To investigate the association between psoriasis and the metabolic syndrome within a large population-based cohort by age and sex.
A cross-sectional study including 10 521 participants aged 30-79 years from the Tromsø Study cohort was performed; 1137 participants reported lifetime psoriasis of a mainly mild character. The new harmonized definition of metabolic syndrome was used in the multivariable logistic regression analysis.
There was a uniformly higher prevalence of metabolic syndrome in men and women with psoriasis compared with those without across all age groups. In women, psoriasis was associated with a 3·8-times higher odds of metabolic syndrome at age 30 years (95% confidence interval 1·5-9·7), with a decreasing odds ratio with increasing age. In men, psoriasis was associated with a stable 1·35-times higher odds of metabolic syndrome (95% confidence interval 1·1-1·6) at all ages. Abdominal obesity was the most frequent metabolic syndrome component in women in this study, and there was indication of a dose-response relationship between psoriasis severity, indicated through treatment, and having a high waistline in women.
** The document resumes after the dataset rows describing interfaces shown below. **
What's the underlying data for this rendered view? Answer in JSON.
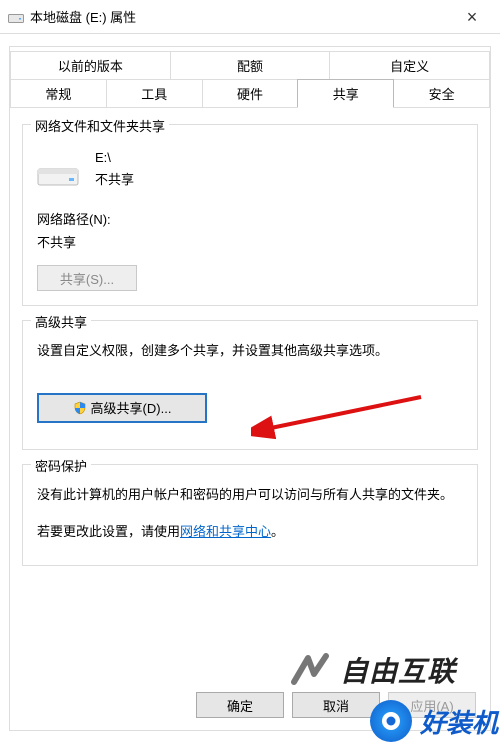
{
  "title": "本地磁盘 (E:) 属性",
  "tabs_top": [
    "以前的版本",
    "配额",
    "自定义"
  ],
  "tabs_bottom": [
    "常规",
    "工具",
    "硬件",
    "共享",
    "安全"
  ],
  "active_tab": "共享",
  "group_share": {
    "title": "网络文件和文件夹共享",
    "drive_letter": "E:\\",
    "share_state": "不共享",
    "net_path_label": "网络路径(N):",
    "net_path_value": "不共享",
    "share_btn": "共享(S)..."
  },
  "group_adv": {
    "title": "高级共享",
    "desc": "设置自定义权限，创建多个共享，并设置其他高级共享选项。",
    "btn": "高级共享(D)..."
  },
  "group_pw": {
    "title": "密码保护",
    "desc1": "没有此计算机的用户帐户和密码的用户可以访问与所有人共享的文件夹。",
    "desc2_prefix": "若要更改此设置，请使用",
    "link": "网络和共享中心",
    "desc2_suffix": "。"
  },
  "buttons": {
    "ok": "确定",
    "cancel": "取消",
    "apply": "应用(A)"
  },
  "watermark1": "自由互联",
  "watermark2": "好装机"
}
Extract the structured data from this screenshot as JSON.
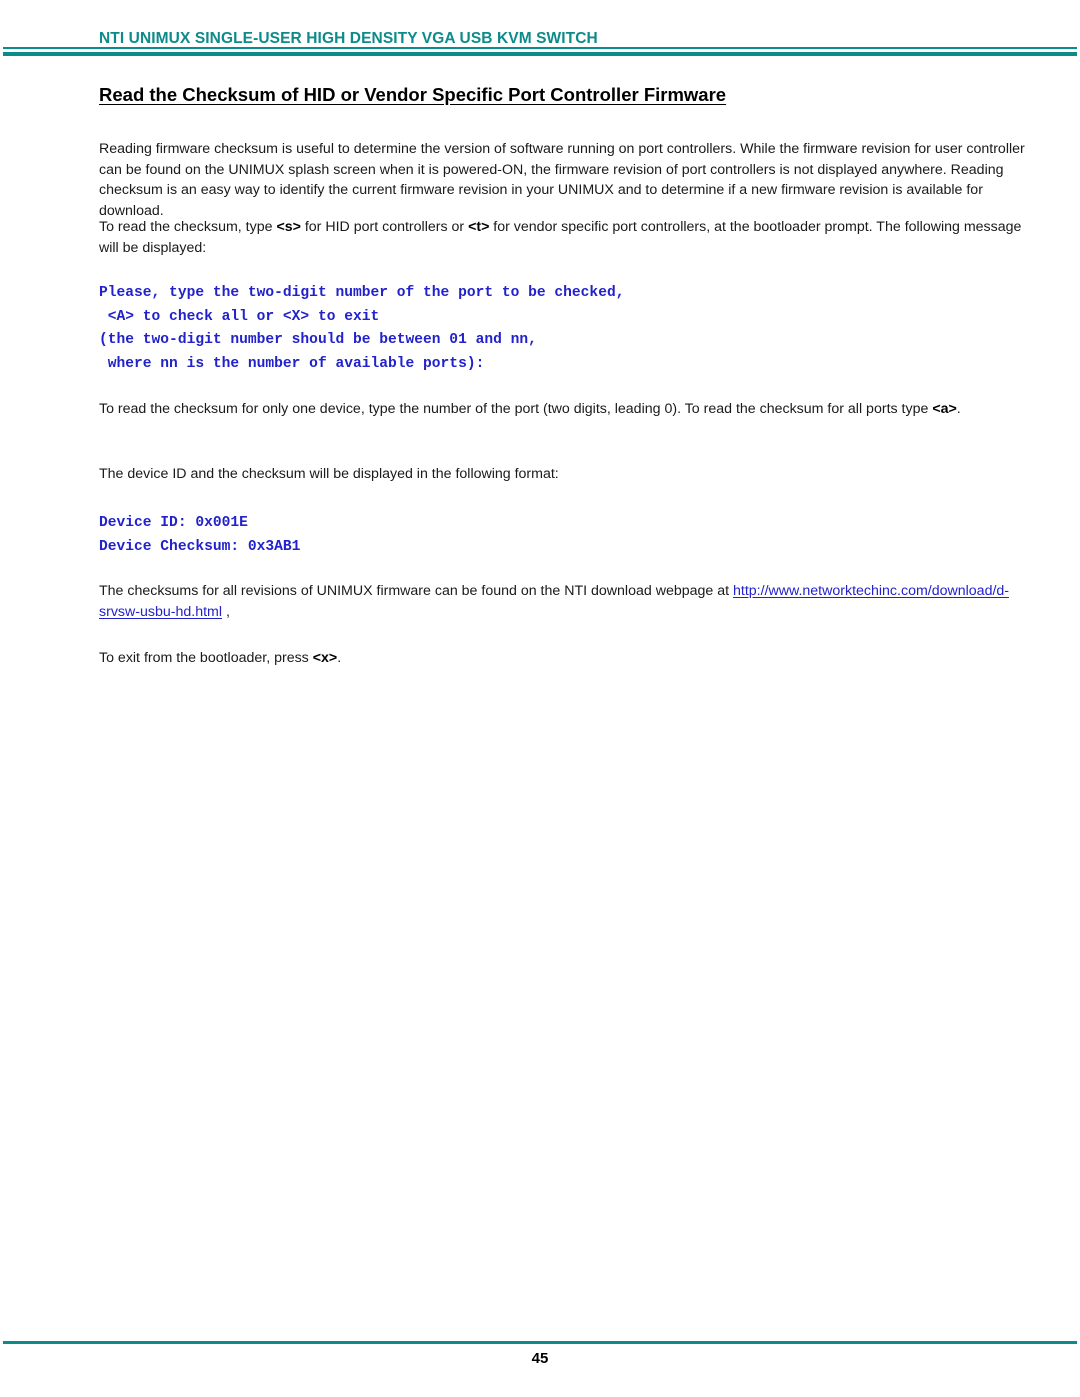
{
  "header": {
    "title": "NTI UNIMUX SINGLE-USER HIGH DENSITY VGA USB KVM SWITCH",
    "rule_color": "#0d8a8a"
  },
  "document": {
    "title": "Read the Checksum of HID or Vendor Specific Port Controller Firmware",
    "paragraph_1": "Reading firmware checksum is useful to determine the version of software running on port controllers. While the firmware revision for user controller can be found on the UNIMUX splash screen when it is powered-ON, the firmware revision of port controllers is not displayed anywhere. Reading checksum is an easy way to identify the current firmware revision in your UNIMUX and to determine if a new firmware revision is available for download.",
    "paragraph_2": {
      "part_1": "To read the checksum, type ",
      "key_s": "<s>",
      "part_2": " for HID port controllers or ",
      "key_t": "<t>",
      "part_3": " for vendor specific port controllers, at the bootloader prompt. The following message will be displayed:"
    },
    "prompt_code": {
      "line_1": "Please, type the two-digit number of the port to be checked,",
      "line_2": " <A> to check all or <X> to exit",
      "line_3": "(the two-digit number should be between 01 and nn,",
      "line_4": " where nn is the number of available ports):",
      "color": "#2222cc"
    },
    "paragraph_3": {
      "part_1": "To read the checksum for only one device, type the number of the port (two digits, leading 0). To read the checksum for all ports type ",
      "key_a": "<a>",
      "part_2": "."
    },
    "paragraph_4": "The device ID and the checksum will be displayed in the following format:",
    "device_code": {
      "line_1": "Device ID: 0x001E",
      "line_2": "Device Checksum: 0x3AB1",
      "color": "#2222cc"
    },
    "paragraph_5": {
      "part_1": "The checksums for all revisions of UNIMUX firmware can be found on the NTI download webpage at ",
      "link_text": "http://www.networktechinc.com/download/d-srvsw-usbu-hd.html",
      "part_2": " ,"
    },
    "paragraph_6": {
      "part_1": "To exit from the bootloader, press ",
      "key_x": "<x>",
      "part_2": "."
    }
  },
  "footer": {
    "page_number": "45"
  }
}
This study suggests age and sex variations in the risk of metabolic syndrome among individuals with psoriasis. Given the high prevalence of psoriasis and the significantly elevated burden of metabolic syndrome in this patient group, there may be a benefit from targeted screening of metabolic syndrome among individuals with psoriasis regardless of age and disease severity.